*Task statement*: Scan the listing below for the word "kind" and copy every line that has it.

*Record extracts*:
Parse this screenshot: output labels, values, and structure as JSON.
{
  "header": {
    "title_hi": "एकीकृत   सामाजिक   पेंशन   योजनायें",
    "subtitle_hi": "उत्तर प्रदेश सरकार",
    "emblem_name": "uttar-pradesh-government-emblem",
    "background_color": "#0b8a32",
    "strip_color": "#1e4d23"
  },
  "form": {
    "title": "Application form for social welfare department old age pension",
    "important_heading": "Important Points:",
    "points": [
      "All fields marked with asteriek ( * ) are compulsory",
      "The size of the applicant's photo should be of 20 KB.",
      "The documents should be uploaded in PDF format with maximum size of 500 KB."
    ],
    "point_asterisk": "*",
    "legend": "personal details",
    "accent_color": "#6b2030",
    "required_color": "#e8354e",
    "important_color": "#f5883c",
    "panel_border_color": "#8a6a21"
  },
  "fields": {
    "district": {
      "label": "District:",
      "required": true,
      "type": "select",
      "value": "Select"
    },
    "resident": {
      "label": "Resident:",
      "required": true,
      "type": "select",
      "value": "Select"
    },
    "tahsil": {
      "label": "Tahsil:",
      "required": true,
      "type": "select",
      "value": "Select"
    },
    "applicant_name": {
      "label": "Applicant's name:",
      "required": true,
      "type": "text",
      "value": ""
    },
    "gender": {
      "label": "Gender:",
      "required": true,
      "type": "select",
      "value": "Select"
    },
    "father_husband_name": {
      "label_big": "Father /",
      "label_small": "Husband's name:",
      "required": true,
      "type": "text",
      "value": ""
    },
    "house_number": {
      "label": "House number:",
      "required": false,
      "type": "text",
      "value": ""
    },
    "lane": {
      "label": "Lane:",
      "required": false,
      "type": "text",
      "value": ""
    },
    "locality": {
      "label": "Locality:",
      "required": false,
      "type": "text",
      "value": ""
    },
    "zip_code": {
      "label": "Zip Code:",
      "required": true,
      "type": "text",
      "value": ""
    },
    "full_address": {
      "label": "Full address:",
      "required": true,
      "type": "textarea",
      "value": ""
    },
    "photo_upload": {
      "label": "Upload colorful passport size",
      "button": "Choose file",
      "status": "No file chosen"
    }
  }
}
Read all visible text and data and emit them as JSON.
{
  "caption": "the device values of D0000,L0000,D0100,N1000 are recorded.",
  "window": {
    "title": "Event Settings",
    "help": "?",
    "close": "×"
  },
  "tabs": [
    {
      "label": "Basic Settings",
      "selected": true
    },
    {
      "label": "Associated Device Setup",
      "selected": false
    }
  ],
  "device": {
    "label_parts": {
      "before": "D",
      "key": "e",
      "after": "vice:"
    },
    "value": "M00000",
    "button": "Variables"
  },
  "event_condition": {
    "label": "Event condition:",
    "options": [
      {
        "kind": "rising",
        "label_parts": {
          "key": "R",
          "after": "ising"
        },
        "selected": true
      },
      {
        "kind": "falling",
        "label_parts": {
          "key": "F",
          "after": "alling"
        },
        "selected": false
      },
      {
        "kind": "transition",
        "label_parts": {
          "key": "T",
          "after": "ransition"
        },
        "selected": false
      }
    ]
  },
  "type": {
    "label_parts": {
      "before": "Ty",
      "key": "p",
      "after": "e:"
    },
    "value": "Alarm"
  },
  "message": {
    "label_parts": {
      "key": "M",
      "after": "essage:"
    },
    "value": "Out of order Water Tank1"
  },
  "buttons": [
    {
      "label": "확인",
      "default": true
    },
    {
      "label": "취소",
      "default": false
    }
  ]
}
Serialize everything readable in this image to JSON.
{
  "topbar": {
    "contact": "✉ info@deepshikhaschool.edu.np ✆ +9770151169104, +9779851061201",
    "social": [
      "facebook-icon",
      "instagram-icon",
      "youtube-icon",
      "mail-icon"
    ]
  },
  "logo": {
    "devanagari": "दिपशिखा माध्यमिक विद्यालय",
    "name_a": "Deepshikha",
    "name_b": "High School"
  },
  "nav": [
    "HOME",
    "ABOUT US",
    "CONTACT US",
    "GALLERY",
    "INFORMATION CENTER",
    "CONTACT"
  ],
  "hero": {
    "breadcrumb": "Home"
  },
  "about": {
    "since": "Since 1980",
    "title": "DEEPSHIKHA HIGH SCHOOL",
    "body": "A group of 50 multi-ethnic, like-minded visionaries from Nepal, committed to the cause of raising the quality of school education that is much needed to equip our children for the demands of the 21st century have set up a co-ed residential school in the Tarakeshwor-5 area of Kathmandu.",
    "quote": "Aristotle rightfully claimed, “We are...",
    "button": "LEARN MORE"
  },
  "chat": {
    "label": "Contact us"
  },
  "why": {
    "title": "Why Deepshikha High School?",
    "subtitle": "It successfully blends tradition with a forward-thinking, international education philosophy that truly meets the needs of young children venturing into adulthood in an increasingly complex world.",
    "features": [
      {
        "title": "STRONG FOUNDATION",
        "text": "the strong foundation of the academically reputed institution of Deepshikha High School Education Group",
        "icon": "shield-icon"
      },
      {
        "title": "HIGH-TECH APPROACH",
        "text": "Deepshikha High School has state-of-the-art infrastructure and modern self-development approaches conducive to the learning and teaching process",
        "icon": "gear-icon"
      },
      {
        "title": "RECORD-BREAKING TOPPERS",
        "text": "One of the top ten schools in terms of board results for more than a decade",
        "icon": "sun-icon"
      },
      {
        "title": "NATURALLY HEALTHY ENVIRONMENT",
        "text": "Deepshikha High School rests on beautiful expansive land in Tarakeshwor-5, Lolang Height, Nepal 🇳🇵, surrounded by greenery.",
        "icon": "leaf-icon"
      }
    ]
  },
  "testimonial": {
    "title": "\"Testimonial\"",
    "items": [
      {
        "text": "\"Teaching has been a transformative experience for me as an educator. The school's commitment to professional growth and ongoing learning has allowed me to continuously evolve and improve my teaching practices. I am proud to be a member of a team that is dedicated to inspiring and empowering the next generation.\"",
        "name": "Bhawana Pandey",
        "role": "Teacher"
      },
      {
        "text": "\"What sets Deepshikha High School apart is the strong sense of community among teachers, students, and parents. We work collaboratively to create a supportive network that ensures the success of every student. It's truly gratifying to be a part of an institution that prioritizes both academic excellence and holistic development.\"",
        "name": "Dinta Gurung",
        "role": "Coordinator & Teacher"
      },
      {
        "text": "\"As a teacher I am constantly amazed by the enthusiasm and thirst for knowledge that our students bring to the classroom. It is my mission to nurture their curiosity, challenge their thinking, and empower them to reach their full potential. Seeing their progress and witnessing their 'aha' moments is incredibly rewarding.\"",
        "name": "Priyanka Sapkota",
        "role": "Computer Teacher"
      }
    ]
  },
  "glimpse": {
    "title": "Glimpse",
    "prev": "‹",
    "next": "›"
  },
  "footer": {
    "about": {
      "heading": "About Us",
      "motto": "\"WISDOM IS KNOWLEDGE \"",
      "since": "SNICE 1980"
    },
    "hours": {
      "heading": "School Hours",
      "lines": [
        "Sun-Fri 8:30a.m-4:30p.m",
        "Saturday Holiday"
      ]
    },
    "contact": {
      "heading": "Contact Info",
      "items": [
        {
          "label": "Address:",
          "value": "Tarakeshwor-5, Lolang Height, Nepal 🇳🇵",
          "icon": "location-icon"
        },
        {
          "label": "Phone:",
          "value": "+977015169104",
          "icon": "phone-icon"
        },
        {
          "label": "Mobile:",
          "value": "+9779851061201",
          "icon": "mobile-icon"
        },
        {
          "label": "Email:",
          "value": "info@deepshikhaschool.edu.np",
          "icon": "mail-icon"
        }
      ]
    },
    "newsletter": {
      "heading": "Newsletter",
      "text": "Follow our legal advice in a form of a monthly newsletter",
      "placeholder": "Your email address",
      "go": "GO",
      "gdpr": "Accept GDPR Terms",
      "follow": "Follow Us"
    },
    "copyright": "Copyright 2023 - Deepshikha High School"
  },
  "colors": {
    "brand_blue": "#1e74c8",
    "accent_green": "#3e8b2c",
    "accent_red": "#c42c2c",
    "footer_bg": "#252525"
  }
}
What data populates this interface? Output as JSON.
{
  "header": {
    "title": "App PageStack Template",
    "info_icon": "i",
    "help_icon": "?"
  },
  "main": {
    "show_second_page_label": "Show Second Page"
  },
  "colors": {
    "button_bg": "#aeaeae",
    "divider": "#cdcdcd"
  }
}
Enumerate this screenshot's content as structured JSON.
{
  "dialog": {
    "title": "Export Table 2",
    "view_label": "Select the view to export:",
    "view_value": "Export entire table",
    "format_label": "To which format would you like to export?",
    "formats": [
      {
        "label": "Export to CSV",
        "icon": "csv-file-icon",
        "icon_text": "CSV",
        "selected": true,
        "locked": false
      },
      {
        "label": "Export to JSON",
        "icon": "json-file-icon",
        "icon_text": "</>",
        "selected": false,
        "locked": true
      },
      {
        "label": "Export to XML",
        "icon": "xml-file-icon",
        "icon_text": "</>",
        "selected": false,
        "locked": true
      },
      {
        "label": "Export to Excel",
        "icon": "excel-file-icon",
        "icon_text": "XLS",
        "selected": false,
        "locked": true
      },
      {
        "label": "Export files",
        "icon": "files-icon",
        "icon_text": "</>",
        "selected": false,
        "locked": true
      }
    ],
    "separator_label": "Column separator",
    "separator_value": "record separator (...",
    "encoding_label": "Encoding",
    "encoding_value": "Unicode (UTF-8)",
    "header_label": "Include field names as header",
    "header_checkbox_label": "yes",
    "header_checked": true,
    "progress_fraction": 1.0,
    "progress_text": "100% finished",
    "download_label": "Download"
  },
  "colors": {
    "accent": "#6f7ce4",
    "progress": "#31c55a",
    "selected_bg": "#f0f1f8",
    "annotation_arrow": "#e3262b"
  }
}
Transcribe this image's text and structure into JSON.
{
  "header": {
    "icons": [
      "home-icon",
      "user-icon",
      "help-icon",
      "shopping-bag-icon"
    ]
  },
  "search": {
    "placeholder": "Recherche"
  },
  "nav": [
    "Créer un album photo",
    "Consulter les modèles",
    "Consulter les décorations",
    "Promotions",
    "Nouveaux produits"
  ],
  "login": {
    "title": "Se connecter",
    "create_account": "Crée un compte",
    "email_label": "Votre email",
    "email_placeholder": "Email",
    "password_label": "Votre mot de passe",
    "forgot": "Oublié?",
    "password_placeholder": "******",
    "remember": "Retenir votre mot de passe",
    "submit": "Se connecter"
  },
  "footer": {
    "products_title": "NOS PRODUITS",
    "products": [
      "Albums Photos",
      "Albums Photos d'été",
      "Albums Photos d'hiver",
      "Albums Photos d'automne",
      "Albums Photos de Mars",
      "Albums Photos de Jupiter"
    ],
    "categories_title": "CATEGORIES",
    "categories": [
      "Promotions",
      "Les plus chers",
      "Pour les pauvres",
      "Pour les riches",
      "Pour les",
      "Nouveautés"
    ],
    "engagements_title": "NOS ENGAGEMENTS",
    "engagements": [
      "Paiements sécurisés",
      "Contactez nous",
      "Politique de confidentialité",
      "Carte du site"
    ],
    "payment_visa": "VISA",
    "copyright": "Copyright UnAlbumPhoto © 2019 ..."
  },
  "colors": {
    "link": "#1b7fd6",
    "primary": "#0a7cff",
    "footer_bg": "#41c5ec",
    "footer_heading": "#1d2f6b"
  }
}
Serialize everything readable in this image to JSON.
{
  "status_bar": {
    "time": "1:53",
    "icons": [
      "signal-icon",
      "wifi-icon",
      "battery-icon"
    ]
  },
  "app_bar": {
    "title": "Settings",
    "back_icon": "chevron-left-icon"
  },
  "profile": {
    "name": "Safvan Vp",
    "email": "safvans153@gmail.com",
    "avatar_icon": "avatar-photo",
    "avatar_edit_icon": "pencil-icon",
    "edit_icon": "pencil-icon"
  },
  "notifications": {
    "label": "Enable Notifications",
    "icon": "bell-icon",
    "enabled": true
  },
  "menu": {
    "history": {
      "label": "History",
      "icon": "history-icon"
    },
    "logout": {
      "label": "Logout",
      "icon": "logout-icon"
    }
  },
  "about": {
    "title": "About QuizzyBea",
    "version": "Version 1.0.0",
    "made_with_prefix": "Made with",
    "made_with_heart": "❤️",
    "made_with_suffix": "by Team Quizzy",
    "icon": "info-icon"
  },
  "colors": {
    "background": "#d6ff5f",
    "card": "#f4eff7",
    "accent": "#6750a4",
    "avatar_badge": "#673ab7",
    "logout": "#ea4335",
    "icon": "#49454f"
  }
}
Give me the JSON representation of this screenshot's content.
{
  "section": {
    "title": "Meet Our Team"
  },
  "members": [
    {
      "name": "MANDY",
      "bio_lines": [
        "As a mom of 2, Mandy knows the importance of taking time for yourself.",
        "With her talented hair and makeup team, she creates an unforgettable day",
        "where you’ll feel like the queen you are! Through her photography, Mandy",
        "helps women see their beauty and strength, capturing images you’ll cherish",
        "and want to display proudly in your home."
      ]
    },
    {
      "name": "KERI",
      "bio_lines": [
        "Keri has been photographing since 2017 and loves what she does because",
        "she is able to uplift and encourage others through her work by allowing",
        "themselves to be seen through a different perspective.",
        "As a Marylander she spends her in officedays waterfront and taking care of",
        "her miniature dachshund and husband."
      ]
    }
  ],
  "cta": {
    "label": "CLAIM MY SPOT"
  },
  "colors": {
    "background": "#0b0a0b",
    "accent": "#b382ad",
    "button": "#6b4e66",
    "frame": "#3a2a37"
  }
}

*Answer for this exercise*:
        "kind": "rising",
        "kind": "falling",
        "kind": "transition",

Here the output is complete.